this country. You can help by keeping calm, even if the people round you get
excited and angry. All of us are going through a terrible strain. Most of us are
anxious for someone or another, some parts of one family. This is natural. It is
natural to be irritated and angry under the circumstances. Trying to find
someone to blame. Nobody blames himself or herself. We always try to find
someone to blame. Therefore, in this crisis if we can keep calm and not trying
to find people to blame (we can do that later) we can help.
We can help by forming vigilance Committees, in our streets, in our gardens, in our
cities and towns. We can help by helping those who have formed these Societies.
We can help by not passing on rumour, tots of these rumours are passed on the
telephone. ‘Did you hear’, somebody says. ‘I heard from a very reliable
friend’, and these reliable friends have heard from other reliable friends,
and if only these ‘reliable friends’ WILL KEEP THEIR MOUTHS SHUT, many of
the trouble we had would not have occurred. For example, somebody
invented a rumour that there were terrorists on the roofs of tall buildings in
the Fort and that they were shooting at our troops. THERE WAS NO SUCH THING. But
it became so believable, people described them. They said they were in uniform.
There were some who invented a beautiful story that some of these people were
white people, from some other country. And one was a magnificent invention. The
person said he saw one of them dead and his body was white.
This is what imagination, fevered imagination can create, out of nothing.
What really happened you have read in the daily Press. Some people from a roof
(some Sri Lankan people, some Sinhalese people) threw some explosive at our
troops. Our troops fired back and these people on the roof, some of them died.
That is how these rumours began. But see, what you heard was not what happened.
What you heard was a fantastic story, a deadly story. It caused panic. People
ran for their lives. That is what rumour can do. So, you can stop it. It’s you. If you do not repeat it to somebody else the rumour stops at

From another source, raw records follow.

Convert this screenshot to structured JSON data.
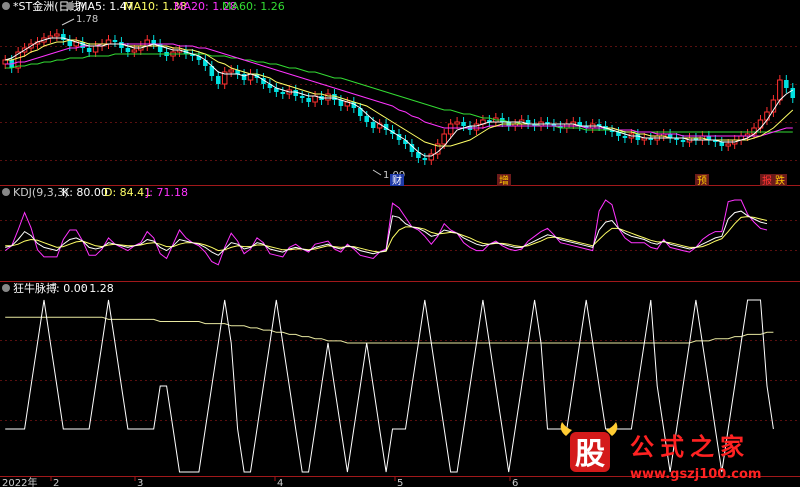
{
  "top_panel": {
    "title": "*ST金洲(日线)",
    "indicators": [
      {
        "label": "MA5: 1.47",
        "color": "#ffffff"
      },
      {
        "label": "MA10: 1.38",
        "color": "#ffff66"
      },
      {
        "label": "MA20: 1.28",
        "color": "#ff33ff"
      },
      {
        "label": "MA60: 1.26",
        "color": "#33dd33"
      }
    ],
    "high_label": "1.78",
    "low_label": "1.09",
    "markers": [
      {
        "text": "财",
        "color": "#3a6bff"
      },
      {
        "text": "增",
        "color": "#ffcc00"
      },
      {
        "text": "预",
        "color": "#ffcc00"
      },
      {
        "text": "报",
        "color": "#ff3333"
      },
      {
        "text": "跌",
        "color": "#ffcc00"
      }
    ]
  },
  "kdj_panel": {
    "title": "KDJ(9,3,3)",
    "values": [
      {
        "label": "K: 80.00",
        "color": "#ffffff"
      },
      {
        "label": "D: 84.41",
        "color": "#ffff66"
      },
      {
        "label": "J: 71.18",
        "color": "#ff33ff"
      }
    ]
  },
  "bottom_panel": {
    "title": "狂牛脉搏",
    "values": [
      {
        "label": ": 0.00",
        "color": "#ffffff"
      },
      {
        "label": ": 1.28",
        "color": "#ffffff"
      }
    ]
  },
  "x_axis": {
    "labels": [
      "2022年",
      "2",
      "3",
      "4",
      "5",
      "6"
    ]
  },
  "watermark": {
    "logo_char": "股",
    "name": "公式之家",
    "url": "www.gszj100.com"
  },
  "chart_data": {
    "type": "candlestick",
    "price": {
      "ylim": [
        1.0,
        1.85
      ],
      "closes": [
        1.62,
        1.58,
        1.66,
        1.68,
        1.7,
        1.71,
        1.73,
        1.74,
        1.75,
        1.72,
        1.69,
        1.71,
        1.68,
        1.66,
        1.69,
        1.7,
        1.72,
        1.71,
        1.68,
        1.66,
        1.67,
        1.69,
        1.72,
        1.7,
        1.66,
        1.64,
        1.66,
        1.67,
        1.65,
        1.64,
        1.62,
        1.59,
        1.54,
        1.5,
        1.56,
        1.57,
        1.55,
        1.52,
        1.55,
        1.53,
        1.5,
        1.48,
        1.46,
        1.45,
        1.47,
        1.44,
        1.43,
        1.41,
        1.44,
        1.42,
        1.45,
        1.42,
        1.39,
        1.41,
        1.38,
        1.34,
        1.31,
        1.28,
        1.3,
        1.27,
        1.25,
        1.22,
        1.2,
        1.16,
        1.13,
        1.12,
        1.15,
        1.2,
        1.25,
        1.3,
        1.31,
        1.29,
        1.27,
        1.3,
        1.32,
        1.31,
        1.33,
        1.31,
        1.29,
        1.3,
        1.32,
        1.3,
        1.29,
        1.31,
        1.3,
        1.29,
        1.28,
        1.3,
        1.31,
        1.29,
        1.28,
        1.3,
        1.29,
        1.27,
        1.26,
        1.24,
        1.23,
        1.25,
        1.22,
        1.23,
        1.22,
        1.24,
        1.25,
        1.23,
        1.22,
        1.21,
        1.23,
        1.22,
        1.24,
        1.22,
        1.21,
        1.19,
        1.2,
        1.22,
        1.24,
        1.25,
        1.28,
        1.32,
        1.36,
        1.42,
        1.52,
        1.48,
        1.43
      ],
      "ma5": [
        1.62,
        1.63,
        1.65,
        1.67,
        1.69,
        1.71,
        1.72,
        1.73,
        1.73,
        1.73,
        1.72,
        1.71,
        1.7,
        1.69,
        1.69,
        1.69,
        1.7,
        1.7,
        1.7,
        1.69,
        1.68,
        1.68,
        1.69,
        1.7,
        1.69,
        1.68,
        1.67,
        1.67,
        1.66,
        1.65,
        1.64,
        1.62,
        1.59,
        1.56,
        1.55,
        1.55,
        1.55,
        1.54,
        1.55,
        1.54,
        1.52,
        1.5,
        1.48,
        1.47,
        1.46,
        1.46,
        1.45,
        1.44,
        1.44,
        1.43,
        1.43,
        1.43,
        1.42,
        1.41,
        1.4,
        1.38,
        1.35,
        1.32,
        1.3,
        1.28,
        1.26,
        1.24,
        1.22,
        1.19,
        1.16,
        1.14,
        1.14,
        1.16,
        1.19,
        1.23,
        1.27,
        1.28,
        1.29,
        1.29,
        1.3,
        1.31,
        1.31,
        1.31,
        1.31,
        1.31,
        1.31,
        1.3,
        1.3,
        1.3,
        1.3,
        1.3,
        1.3,
        1.3,
        1.3,
        1.29,
        1.29,
        1.29,
        1.29,
        1.28,
        1.27,
        1.26,
        1.25,
        1.24,
        1.24,
        1.23,
        1.23,
        1.23,
        1.23,
        1.23,
        1.23,
        1.23,
        1.22,
        1.22,
        1.22,
        1.22,
        1.22,
        1.21,
        1.21,
        1.21,
        1.22,
        1.23,
        1.25,
        1.28,
        1.32,
        1.37,
        1.42,
        1.45,
        1.47
      ],
      "ma10": [
        1.62,
        1.62,
        1.63,
        1.64,
        1.66,
        1.67,
        1.69,
        1.7,
        1.71,
        1.71,
        1.72,
        1.72,
        1.71,
        1.7,
        1.7,
        1.7,
        1.7,
        1.7,
        1.7,
        1.69,
        1.69,
        1.69,
        1.69,
        1.69,
        1.69,
        1.69,
        1.68,
        1.68,
        1.67,
        1.67,
        1.66,
        1.65,
        1.63,
        1.61,
        1.6,
        1.58,
        1.57,
        1.56,
        1.55,
        1.55,
        1.54,
        1.53,
        1.51,
        1.5,
        1.49,
        1.48,
        1.47,
        1.46,
        1.45,
        1.45,
        1.44,
        1.44,
        1.43,
        1.42,
        1.41,
        1.4,
        1.39,
        1.37,
        1.35,
        1.33,
        1.31,
        1.29,
        1.27,
        1.25,
        1.23,
        1.21,
        1.2,
        1.19,
        1.19,
        1.19,
        1.2,
        1.21,
        1.22,
        1.24,
        1.26,
        1.28,
        1.29,
        1.3,
        1.3,
        1.3,
        1.3,
        1.3,
        1.3,
        1.3,
        1.3,
        1.3,
        1.3,
        1.3,
        1.3,
        1.29,
        1.29,
        1.29,
        1.29,
        1.28,
        1.28,
        1.27,
        1.26,
        1.26,
        1.25,
        1.25,
        1.24,
        1.24,
        1.24,
        1.23,
        1.23,
        1.23,
        1.23,
        1.23,
        1.23,
        1.22,
        1.22,
        1.22,
        1.22,
        1.22,
        1.22,
        1.22,
        1.23,
        1.24,
        1.26,
        1.28,
        1.31,
        1.34,
        1.37
      ],
      "ma20": [
        1.6,
        1.6,
        1.61,
        1.61,
        1.62,
        1.63,
        1.64,
        1.65,
        1.66,
        1.67,
        1.68,
        1.68,
        1.69,
        1.69,
        1.69,
        1.7,
        1.7,
        1.7,
        1.7,
        1.7,
        1.7,
        1.7,
        1.7,
        1.7,
        1.7,
        1.7,
        1.7,
        1.69,
        1.69,
        1.69,
        1.68,
        1.68,
        1.67,
        1.66,
        1.65,
        1.64,
        1.63,
        1.62,
        1.61,
        1.6,
        1.59,
        1.58,
        1.57,
        1.56,
        1.55,
        1.54,
        1.53,
        1.52,
        1.51,
        1.5,
        1.49,
        1.48,
        1.47,
        1.46,
        1.45,
        1.44,
        1.43,
        1.42,
        1.41,
        1.4,
        1.39,
        1.37,
        1.36,
        1.34,
        1.33,
        1.31,
        1.3,
        1.29,
        1.28,
        1.28,
        1.28,
        1.28,
        1.28,
        1.28,
        1.28,
        1.29,
        1.29,
        1.29,
        1.29,
        1.29,
        1.29,
        1.29,
        1.29,
        1.29,
        1.29,
        1.29,
        1.29,
        1.29,
        1.29,
        1.29,
        1.28,
        1.28,
        1.28,
        1.28,
        1.28,
        1.27,
        1.27,
        1.27,
        1.26,
        1.26,
        1.26,
        1.25,
        1.25,
        1.25,
        1.25,
        1.24,
        1.24,
        1.24,
        1.24,
        1.24,
        1.24,
        1.24,
        1.24,
        1.24,
        1.24,
        1.24,
        1.24,
        1.24,
        1.25,
        1.26,
        1.27,
        1.28,
        1.28
      ],
      "ma60": [
        1.58,
        1.58,
        1.59,
        1.59,
        1.6,
        1.6,
        1.61,
        1.61,
        1.62,
        1.62,
        1.63,
        1.63,
        1.63,
        1.64,
        1.64,
        1.64,
        1.64,
        1.65,
        1.65,
        1.65,
        1.65,
        1.65,
        1.65,
        1.65,
        1.65,
        1.65,
        1.65,
        1.65,
        1.65,
        1.65,
        1.65,
        1.65,
        1.64,
        1.64,
        1.64,
        1.63,
        1.63,
        1.62,
        1.62,
        1.61,
        1.61,
        1.6,
        1.6,
        1.59,
        1.58,
        1.58,
        1.57,
        1.56,
        1.56,
        1.55,
        1.54,
        1.53,
        1.53,
        1.52,
        1.51,
        1.5,
        1.49,
        1.48,
        1.47,
        1.46,
        1.45,
        1.44,
        1.43,
        1.42,
        1.41,
        1.4,
        1.39,
        1.38,
        1.37,
        1.37,
        1.36,
        1.35,
        1.35,
        1.34,
        1.33,
        1.33,
        1.32,
        1.32,
        1.31,
        1.31,
        1.3,
        1.3,
        1.3,
        1.29,
        1.29,
        1.29,
        1.28,
        1.28,
        1.28,
        1.28,
        1.27,
        1.27,
        1.27,
        1.27,
        1.27,
        1.26,
        1.26,
        1.26,
        1.26,
        1.26,
        1.26,
        1.26,
        1.26,
        1.26,
        1.26,
        1.26,
        1.26,
        1.26,
        1.26,
        1.26,
        1.26,
        1.26,
        1.26,
        1.26,
        1.26,
        1.26,
        1.26,
        1.26,
        1.26,
        1.26,
        1.26,
        1.26,
        1.26
      ]
    },
    "kdj": {
      "ylim": [
        0,
        100
      ],
      "k": [
        40,
        42,
        50,
        60,
        55,
        45,
        40,
        38,
        36,
        44,
        50,
        52,
        48,
        40,
        38,
        40,
        46,
        44,
        42,
        40,
        42,
        44,
        50,
        48,
        40,
        36,
        42,
        50,
        48,
        46,
        44,
        40,
        34,
        30,
        38,
        46,
        44,
        38,
        40,
        46,
        44,
        38,
        36,
        34,
        38,
        40,
        38,
        36,
        40,
        42,
        44,
        40,
        38,
        42,
        40,
        36,
        34,
        32,
        34,
        36,
        80,
        78,
        70,
        66,
        64,
        60,
        54,
        56,
        62,
        60,
        58,
        52,
        48,
        44,
        42,
        44,
        46,
        44,
        42,
        40,
        40,
        44,
        48,
        52,
        56,
        54,
        50,
        48,
        46,
        44,
        42,
        40,
        62,
        72,
        74,
        64,
        58,
        54,
        52,
        50,
        46,
        44,
        48,
        44,
        42,
        40,
        38,
        40,
        44,
        48,
        52,
        54,
        76,
        84,
        86,
        80,
        76,
        72,
        70
      ],
      "d": [
        42,
        42,
        44,
        48,
        50,
        49,
        46,
        43,
        40,
        41,
        44,
        47,
        48,
        45,
        42,
        41,
        43,
        44,
        43,
        42,
        42,
        43,
        45,
        46,
        44,
        41,
        41,
        44,
        46,
        46,
        45,
        43,
        40,
        36,
        37,
        40,
        42,
        41,
        41,
        43,
        43,
        41,
        39,
        37,
        37,
        38,
        38,
        37,
        38,
        40,
        42,
        41,
        40,
        41,
        41,
        39,
        37,
        35,
        34,
        35,
        52,
        62,
        66,
        66,
        65,
        63,
        59,
        57,
        58,
        59,
        58,
        55,
        52,
        48,
        45,
        44,
        45,
        45,
        44,
        42,
        41,
        42,
        45,
        48,
        52,
        53,
        52,
        50,
        48,
        46,
        44,
        42,
        50,
        58,
        64,
        64,
        61,
        58,
        55,
        52,
        49,
        47,
        47,
        46,
        44,
        42,
        40,
        40,
        41,
        44,
        48,
        51,
        60,
        70,
        78,
        79,
        78,
        76,
        74
      ],
      "j": [
        36,
        42,
        62,
        84,
        65,
        37,
        28,
        28,
        28,
        50,
        62,
        62,
        48,
        30,
        30,
        38,
        52,
        44,
        40,
        36,
        42,
        46,
        60,
        52,
        32,
        26,
        44,
        62,
        52,
        46,
        42,
        34,
        22,
        18,
        40,
        58,
        48,
        32,
        38,
        52,
        46,
        32,
        30,
        28,
        40,
        44,
        38,
        34,
        44,
        46,
        48,
        38,
        34,
        44,
        38,
        30,
        28,
        26,
        34,
        38,
        96,
        90,
        78,
        66,
        62,
        54,
        44,
        54,
        70,
        62,
        58,
        46,
        40,
        36,
        36,
        44,
        48,
        42,
        38,
        36,
        38,
        48,
        54,
        60,
        64,
        56,
        46,
        44,
        42,
        40,
        38,
        36,
        86,
        100,
        94,
        64,
        52,
        46,
        46,
        46,
        40,
        38,
        50,
        40,
        38,
        36,
        34,
        40,
        50,
        56,
        60,
        60,
        98,
        100,
        100,
        82,
        72,
        64,
        62
      ]
    },
    "bull_pulse": {
      "ylim": [
        0,
        4
      ],
      "signal": [
        1,
        1,
        1,
        1,
        2,
        3,
        4,
        3,
        2,
        1,
        1,
        1,
        1,
        1,
        2,
        3,
        4,
        3,
        2,
        1,
        1,
        1,
        1,
        1,
        2,
        2,
        1,
        0,
        0,
        0,
        0,
        1,
        2,
        3,
        4,
        3,
        1,
        0,
        0,
        1,
        2,
        3,
        4,
        3,
        2,
        1,
        0,
        0,
        1,
        2,
        3,
        2,
        1,
        0,
        1,
        2,
        3,
        2,
        1,
        0,
        1,
        1,
        1,
        2,
        3,
        4,
        3,
        2,
        1,
        0,
        0,
        1,
        2,
        3,
        4,
        3,
        2,
        1,
        0,
        1,
        2,
        3,
        4,
        3,
        1,
        1,
        1,
        1,
        2,
        3,
        4,
        3,
        2,
        1,
        1,
        1,
        1,
        1,
        2,
        3,
        4,
        2,
        1,
        0,
        1,
        2,
        3,
        4,
        3,
        2,
        1,
        0,
        1,
        2,
        3,
        4,
        4,
        4,
        2,
        1
      ],
      "trend": [
        3.6,
        3.6,
        3.6,
        3.6,
        3.6,
        3.6,
        3.6,
        3.6,
        3.6,
        3.6,
        3.6,
        3.6,
        3.6,
        3.6,
        3.6,
        3.6,
        3.55,
        3.55,
        3.55,
        3.55,
        3.55,
        3.55,
        3.55,
        3.55,
        3.5,
        3.5,
        3.5,
        3.5,
        3.5,
        3.5,
        3.5,
        3.45,
        3.45,
        3.45,
        3.45,
        3.4,
        3.4,
        3.4,
        3.35,
        3.35,
        3.3,
        3.3,
        3.25,
        3.25,
        3.2,
        3.2,
        3.15,
        3.15,
        3.1,
        3.1,
        3.05,
        3.05,
        3.05,
        3.0,
        3.0,
        3.0,
        3.0,
        3.0,
        3.0,
        3.0,
        3.0,
        3.0,
        3.0,
        3.0,
        3.0,
        3.0,
        3.0,
        3.0,
        3.0,
        3.0,
        3.0,
        3.0,
        3.0,
        3.0,
        3.0,
        3.0,
        3.0,
        3.0,
        3.0,
        3.0,
        3.0,
        3.0,
        3.0,
        3.0,
        3.0,
        3.0,
        3.0,
        3.0,
        3.0,
        3.0,
        3.0,
        3.0,
        3.0,
        3.0,
        3.0,
        3.0,
        3.0,
        3.0,
        3.0,
        3.0,
        3.0,
        3.0,
        3.0,
        3.0,
        3.0,
        3.0,
        3.0,
        3.05,
        3.05,
        3.05,
        3.1,
        3.1,
        3.1,
        3.15,
        3.15,
        3.2,
        3.2,
        3.2,
        3.25,
        3.25
      ]
    }
  }
}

your door. You can help in that way. You can help by not helping thugs and
looters. This is no time to show your sympathy for the man in the next gardens

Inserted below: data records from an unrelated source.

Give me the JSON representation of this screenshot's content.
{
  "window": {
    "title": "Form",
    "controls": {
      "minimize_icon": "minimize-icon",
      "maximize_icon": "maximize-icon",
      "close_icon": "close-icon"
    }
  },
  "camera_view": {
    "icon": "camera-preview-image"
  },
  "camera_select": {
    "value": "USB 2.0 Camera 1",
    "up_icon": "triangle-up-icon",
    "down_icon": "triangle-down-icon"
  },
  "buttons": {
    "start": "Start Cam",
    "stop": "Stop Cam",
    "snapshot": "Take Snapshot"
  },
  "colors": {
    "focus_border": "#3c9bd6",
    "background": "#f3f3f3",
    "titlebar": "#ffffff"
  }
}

of whom some people are afraid.
Therefore, my friends, in this hour of shame and misery for Sri Lanka let us
get back together in groups to save our little country so that we shall ensure
for the future once again a free society for us and for our children."